[simpleazon-image align=”left” asin=”1419719602″ locale=”us” height=”500″ src=”http://ecx.images-amazon.com/images/I/41lwKUvZMqL.jpg” width=”330″][simpleazon-link asin=”1419719602″ locale=”us”]Me and Earl and the Dying Girl (Revised Edition)[/simpleazon-link]
My review: 5 of 5 stars
For a few days now, I’ve been living inside the head of a teenaged boy. I won’t lie. It was fairly disgusting in there. Foul language, sexual thoughts, gross images, and plenty of snarky comments. While Greg Gaines, the narrator, the “me,” in Me and Earl and the Dying Girl, is everything one would expect a teenaged boy to be, he’s also witty and likeable. As for the book, I was about 2/3rds of the way through when its brilliance struck me.
At first, I was grabbed by the opening line, “I have no idea how to write this stupid book” (p.1). In this short sentence, I knew I was about to encounter an honest, self-effacing, and open character with a compelling story. The format threw me at first. The book stays in character. Having been composed by a teenaged boy, the fonts change periodically, the tone is conversational and snarky, and the narrative isn’t smooth. For a while, I had difficulty reading the book. Being inside the head of an average teenaged boy didn’t help matters.
Because I was aware of the starred reviews by both Kirkus and Booklist and because I had wanted, but failed, to see the movie, I pressed on in my reading of Me and Earl. I was also well aware within the first few pages of why this book would appeal to teenagers, even teenage boys. Me and Earl is not a romance. It is a story of friendship. Not a sappy story but a frank, honest and often hysterical one. Yes, some of the humor was gross boy stuff, but I still laughed.

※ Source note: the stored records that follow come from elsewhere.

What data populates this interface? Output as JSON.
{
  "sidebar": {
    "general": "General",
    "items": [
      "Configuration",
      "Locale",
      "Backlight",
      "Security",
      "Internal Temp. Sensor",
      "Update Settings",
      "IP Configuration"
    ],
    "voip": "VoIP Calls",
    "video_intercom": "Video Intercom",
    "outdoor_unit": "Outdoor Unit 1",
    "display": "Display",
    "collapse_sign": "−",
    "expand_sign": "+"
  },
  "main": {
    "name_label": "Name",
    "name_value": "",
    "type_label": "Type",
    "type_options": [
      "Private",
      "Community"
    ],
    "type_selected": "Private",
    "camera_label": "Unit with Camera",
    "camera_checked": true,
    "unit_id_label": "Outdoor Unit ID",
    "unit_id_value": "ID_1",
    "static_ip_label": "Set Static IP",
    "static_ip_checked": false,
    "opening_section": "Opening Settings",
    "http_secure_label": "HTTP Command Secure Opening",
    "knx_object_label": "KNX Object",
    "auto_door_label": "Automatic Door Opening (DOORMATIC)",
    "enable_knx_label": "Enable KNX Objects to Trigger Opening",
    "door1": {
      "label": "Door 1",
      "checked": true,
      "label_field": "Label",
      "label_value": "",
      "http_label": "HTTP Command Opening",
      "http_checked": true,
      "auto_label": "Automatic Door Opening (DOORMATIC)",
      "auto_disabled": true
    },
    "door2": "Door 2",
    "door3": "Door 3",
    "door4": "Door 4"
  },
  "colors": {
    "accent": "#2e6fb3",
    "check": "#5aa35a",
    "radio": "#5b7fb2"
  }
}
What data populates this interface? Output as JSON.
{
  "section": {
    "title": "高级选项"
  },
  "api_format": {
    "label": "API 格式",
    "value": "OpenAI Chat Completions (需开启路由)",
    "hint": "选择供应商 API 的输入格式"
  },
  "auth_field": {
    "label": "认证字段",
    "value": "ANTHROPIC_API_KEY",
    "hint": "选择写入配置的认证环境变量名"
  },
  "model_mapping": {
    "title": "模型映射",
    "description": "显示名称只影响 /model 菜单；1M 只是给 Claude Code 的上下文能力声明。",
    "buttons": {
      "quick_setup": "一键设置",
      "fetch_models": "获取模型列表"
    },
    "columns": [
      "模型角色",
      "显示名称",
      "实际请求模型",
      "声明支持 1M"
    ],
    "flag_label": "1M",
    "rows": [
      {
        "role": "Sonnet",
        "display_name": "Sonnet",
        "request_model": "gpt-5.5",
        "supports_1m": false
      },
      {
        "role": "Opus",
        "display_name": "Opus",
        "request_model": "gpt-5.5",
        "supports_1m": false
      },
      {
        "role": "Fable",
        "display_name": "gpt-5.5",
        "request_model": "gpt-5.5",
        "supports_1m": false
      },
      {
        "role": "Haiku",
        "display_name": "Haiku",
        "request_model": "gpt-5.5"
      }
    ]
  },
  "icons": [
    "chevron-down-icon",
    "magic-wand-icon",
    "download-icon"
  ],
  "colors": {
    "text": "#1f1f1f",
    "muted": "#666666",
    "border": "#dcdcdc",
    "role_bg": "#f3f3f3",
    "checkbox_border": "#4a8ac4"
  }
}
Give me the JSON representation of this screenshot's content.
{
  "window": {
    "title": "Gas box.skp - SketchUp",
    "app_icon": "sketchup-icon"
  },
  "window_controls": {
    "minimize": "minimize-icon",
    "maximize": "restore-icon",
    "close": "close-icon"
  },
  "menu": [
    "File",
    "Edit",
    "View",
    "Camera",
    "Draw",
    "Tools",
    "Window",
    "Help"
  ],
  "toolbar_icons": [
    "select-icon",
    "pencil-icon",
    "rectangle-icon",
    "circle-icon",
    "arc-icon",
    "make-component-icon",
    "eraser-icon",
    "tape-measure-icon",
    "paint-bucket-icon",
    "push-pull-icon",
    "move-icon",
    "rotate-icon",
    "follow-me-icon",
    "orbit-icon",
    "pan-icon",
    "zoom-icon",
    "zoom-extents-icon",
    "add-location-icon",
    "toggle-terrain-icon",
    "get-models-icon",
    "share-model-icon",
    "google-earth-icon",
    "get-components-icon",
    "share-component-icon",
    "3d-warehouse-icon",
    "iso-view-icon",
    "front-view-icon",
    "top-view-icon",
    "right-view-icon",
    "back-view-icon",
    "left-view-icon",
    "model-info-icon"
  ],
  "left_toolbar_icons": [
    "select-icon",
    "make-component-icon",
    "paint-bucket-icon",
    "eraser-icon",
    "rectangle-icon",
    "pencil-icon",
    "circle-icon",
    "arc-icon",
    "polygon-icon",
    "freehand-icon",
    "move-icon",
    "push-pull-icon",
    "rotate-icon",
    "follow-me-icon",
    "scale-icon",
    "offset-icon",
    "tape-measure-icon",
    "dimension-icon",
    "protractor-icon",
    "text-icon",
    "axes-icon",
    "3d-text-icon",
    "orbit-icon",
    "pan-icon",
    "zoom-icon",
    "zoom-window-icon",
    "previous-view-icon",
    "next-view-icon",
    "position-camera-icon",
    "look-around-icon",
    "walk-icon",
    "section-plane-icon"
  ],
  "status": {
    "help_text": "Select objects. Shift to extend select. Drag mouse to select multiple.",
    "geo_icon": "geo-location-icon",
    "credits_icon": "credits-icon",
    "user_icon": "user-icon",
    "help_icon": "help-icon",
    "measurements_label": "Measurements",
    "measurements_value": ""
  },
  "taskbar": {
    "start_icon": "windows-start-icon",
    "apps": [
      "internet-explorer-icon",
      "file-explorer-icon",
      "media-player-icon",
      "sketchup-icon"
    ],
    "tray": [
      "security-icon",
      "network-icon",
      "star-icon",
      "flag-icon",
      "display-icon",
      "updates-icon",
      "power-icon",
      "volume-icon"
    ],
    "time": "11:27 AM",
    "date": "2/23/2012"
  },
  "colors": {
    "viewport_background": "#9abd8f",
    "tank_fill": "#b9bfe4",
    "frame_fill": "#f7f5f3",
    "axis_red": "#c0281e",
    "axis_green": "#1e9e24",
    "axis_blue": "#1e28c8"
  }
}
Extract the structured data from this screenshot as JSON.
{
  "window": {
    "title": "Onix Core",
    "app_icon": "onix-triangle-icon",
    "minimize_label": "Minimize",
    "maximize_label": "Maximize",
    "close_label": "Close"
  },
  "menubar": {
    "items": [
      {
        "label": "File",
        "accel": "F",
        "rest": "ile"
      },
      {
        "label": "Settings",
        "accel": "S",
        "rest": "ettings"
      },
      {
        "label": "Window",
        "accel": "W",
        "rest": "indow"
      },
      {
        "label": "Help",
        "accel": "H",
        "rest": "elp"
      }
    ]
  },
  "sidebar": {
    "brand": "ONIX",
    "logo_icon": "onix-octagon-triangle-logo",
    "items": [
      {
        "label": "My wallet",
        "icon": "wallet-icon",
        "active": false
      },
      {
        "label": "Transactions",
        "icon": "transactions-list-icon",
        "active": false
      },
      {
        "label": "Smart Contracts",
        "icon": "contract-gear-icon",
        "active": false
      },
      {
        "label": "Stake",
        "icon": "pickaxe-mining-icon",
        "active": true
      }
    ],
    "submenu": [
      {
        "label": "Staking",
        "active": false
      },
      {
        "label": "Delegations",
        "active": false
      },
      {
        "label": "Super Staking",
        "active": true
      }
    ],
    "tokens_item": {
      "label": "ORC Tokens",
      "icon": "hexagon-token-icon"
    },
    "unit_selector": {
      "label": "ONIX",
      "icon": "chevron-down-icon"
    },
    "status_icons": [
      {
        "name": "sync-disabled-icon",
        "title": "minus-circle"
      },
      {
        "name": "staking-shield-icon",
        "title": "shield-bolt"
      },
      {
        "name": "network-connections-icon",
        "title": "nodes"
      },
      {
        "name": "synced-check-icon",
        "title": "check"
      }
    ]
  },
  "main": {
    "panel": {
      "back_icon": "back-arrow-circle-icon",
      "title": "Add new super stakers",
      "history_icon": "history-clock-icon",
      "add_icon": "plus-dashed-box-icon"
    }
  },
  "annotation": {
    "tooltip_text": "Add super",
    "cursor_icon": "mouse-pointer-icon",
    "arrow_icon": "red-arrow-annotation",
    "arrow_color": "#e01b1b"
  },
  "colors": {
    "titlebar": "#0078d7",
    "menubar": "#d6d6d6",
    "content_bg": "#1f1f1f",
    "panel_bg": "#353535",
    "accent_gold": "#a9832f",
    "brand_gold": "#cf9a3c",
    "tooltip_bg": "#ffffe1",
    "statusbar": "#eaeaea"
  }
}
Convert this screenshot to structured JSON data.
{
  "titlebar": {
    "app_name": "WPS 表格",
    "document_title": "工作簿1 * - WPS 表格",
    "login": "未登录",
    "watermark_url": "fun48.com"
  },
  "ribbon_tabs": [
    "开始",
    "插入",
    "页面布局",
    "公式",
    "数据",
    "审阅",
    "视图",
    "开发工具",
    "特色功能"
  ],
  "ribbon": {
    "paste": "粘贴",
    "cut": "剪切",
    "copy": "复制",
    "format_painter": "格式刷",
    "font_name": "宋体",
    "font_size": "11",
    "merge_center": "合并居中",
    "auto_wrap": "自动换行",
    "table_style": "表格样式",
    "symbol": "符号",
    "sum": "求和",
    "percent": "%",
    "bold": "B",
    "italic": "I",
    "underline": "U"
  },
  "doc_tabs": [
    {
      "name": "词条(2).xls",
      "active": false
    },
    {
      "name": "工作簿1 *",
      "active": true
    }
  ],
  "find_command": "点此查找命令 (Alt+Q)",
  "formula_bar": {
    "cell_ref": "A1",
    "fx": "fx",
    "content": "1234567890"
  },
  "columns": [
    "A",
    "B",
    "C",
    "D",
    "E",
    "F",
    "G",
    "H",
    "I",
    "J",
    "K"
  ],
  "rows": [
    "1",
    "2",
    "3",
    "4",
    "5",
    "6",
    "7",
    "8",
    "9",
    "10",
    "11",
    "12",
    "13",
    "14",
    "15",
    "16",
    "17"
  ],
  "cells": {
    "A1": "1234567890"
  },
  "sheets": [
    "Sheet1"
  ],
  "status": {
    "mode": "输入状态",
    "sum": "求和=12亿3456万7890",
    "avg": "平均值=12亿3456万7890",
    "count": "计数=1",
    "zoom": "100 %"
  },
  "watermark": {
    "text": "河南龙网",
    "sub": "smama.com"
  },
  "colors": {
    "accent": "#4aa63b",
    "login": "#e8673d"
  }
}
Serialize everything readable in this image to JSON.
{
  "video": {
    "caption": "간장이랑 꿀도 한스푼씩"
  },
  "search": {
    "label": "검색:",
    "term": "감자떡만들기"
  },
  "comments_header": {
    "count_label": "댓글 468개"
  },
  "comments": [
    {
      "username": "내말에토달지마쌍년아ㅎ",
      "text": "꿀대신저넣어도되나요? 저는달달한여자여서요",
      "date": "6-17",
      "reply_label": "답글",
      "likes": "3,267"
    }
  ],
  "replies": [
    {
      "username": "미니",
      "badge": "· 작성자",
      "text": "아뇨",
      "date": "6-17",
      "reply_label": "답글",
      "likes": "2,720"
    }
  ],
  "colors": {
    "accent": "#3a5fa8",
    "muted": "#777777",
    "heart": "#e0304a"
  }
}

Greg, it turns out, is an unreliable narrator because despite his openness, he tends to put himself down. When, through his actions and those of other characters, the reader gets to know Greg, the reader learns that Greg cares more and is more talented than he realizes or is prepared to admit. Therein lies Me and Earl’s brilliance as a novel. The author stunned me with the depth of character and heart revealed in this work because it snuck up on me. By narrating the story, Greg keeps the story at a light, gross-out, non-sappy level, while the actual author, Andrews, delivers the unsuspecting reader a powerhouse punch of Wow.
I think I understand my son better. That’s how revealing Me and Earl proved to be. Brilliant.
“I had no way of knowing that as soon as Mom walked in the prime of my life was over. It had lasted about eight hours” (p. 30).
“Not only can cats not act, they also hate wearing clothes” (p. 129).
“…it’s weird to put a date to things anyway. It makes it feel like news or something” (p. 181).
“If you just had headlines from every single day of my life you would get a better sense of how boring and random it is” (p. 182).